He looked up the hill behind him, and made a gesture in the air with his hand above his head. I turned to look up the hill also. I saw the corporal at the gate repeat the gesture; then a big bicycle corps, four abreast, guns on their backs, slid round the corner and came gliding down the hill. There was not a sound, not the rattle of a chain or a pedal.

"Thank you very much," said the captain. "Be so kind as to keep close to the bank."

When I reached my gate I found some of the men of the guard dragging a big, long log down the road, and I watched them while they attached it to a tree at my gate, and swung it across to the opposite side of the road, making in that way a barrier about five feet high. I asked what that was for? "Captain's orders," was the laconic reply. But when it was done the corporal took the trouble to explain that it was a barricade to prevent the Germans from making a dash up the hill.

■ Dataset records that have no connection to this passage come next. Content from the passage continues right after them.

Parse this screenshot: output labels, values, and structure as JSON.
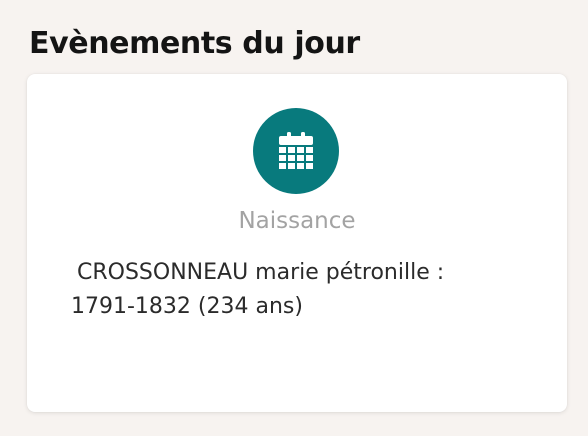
{
  "section": {
    "title": "Evènements du jour"
  },
  "event": {
    "icon": "calendar-icon",
    "icon_bg_color": "#087a7d",
    "type": "Naissance",
    "name_line": "CROSSONNEAU marie pétronille :",
    "dates_line": "1791-1832 (234 ans)"
  }
}
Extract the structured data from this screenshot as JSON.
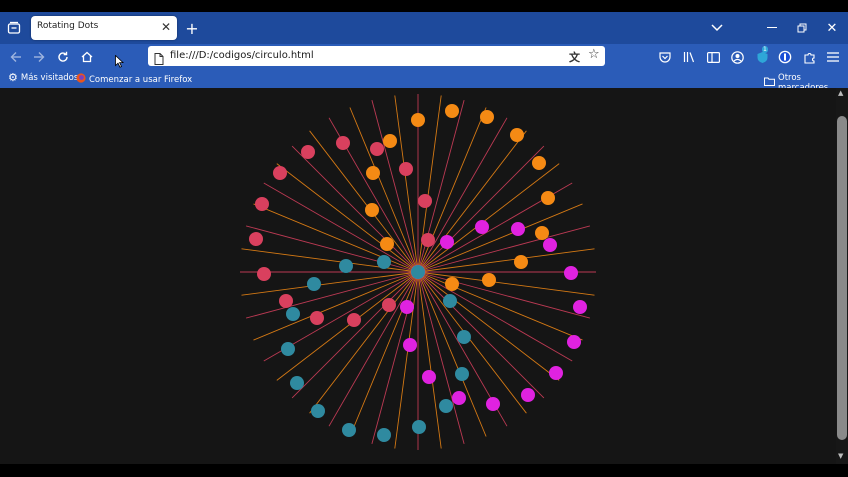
{
  "browser": {
    "tab_title": "Rotating Dots",
    "url": "file:///D:/codigos/circulo.html",
    "bookmarks": [
      {
        "label": "Más visitados",
        "icon": "gear-icon"
      },
      {
        "label": "Comenzar a usar Firefox",
        "icon": "firefox-icon"
      }
    ],
    "other_bookmarks": "Otros marcadores",
    "extension_badge": "1"
  },
  "colors": {
    "tabbar": "#1e4a9c",
    "navbar": "#2b5cb8",
    "canvas_bg": "#151515",
    "dot_red": "#d9405e",
    "dot_orange": "#f58a14",
    "dot_magenta": "#e022e0",
    "dot_teal": "#2f8aa0"
  }
}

"However," he added, "don't you get nervous. If we chase them out it will only be a little rifle practice, and I doubt if they even have any ammunition."

As I turned to go into the house, he called after me,—

"See here, I notice that you've got doors on all sides of your house. Better lock all those but this front one."

As all the windows were barred and so could be left open, I didn't mind; so I went in and locked up. The thing was getting to be funny to me,—always doing something, and nothing happening. I suppose courage is a cumulative thing, if only one has time to accumulate, and these boys in khaki treated even the cannonading as if it were all "in the day's work."

It was just dusk when the bicycle corps returned up the hill. They had to dismount and wheel their machines under the barricade, and they did it so prettily, dismounting and remounting with a precision that was neat.

"Nothing," reported the captain. "We could not go in far,—road too rough and too dangerous. It is a cavalry job."

All the same, I am sure the Uhlans are there.


September 8, 1914.

I had gone to bed early on Friday night, and had passed an uneasy night. It was before four when I got up and opened my shutters. It was a lovely day. Perhaps I have told you that the weather all last week was simply perfect.

I went downstairs to get coffee for the picket, but when I got out to the gate there was no picket there. There was the barricade, but the road was empty. I ran up the road to Amelie's. She told me that they had marched away about an hour before. A bicyclist had evidently brought an order. As no one spoke English, no one understood what had really happened. Pere had been to Couilly—they had all left there. So far as any one could discover there was not an English soldier, or any kind of a soldier, left anywhere in the commune....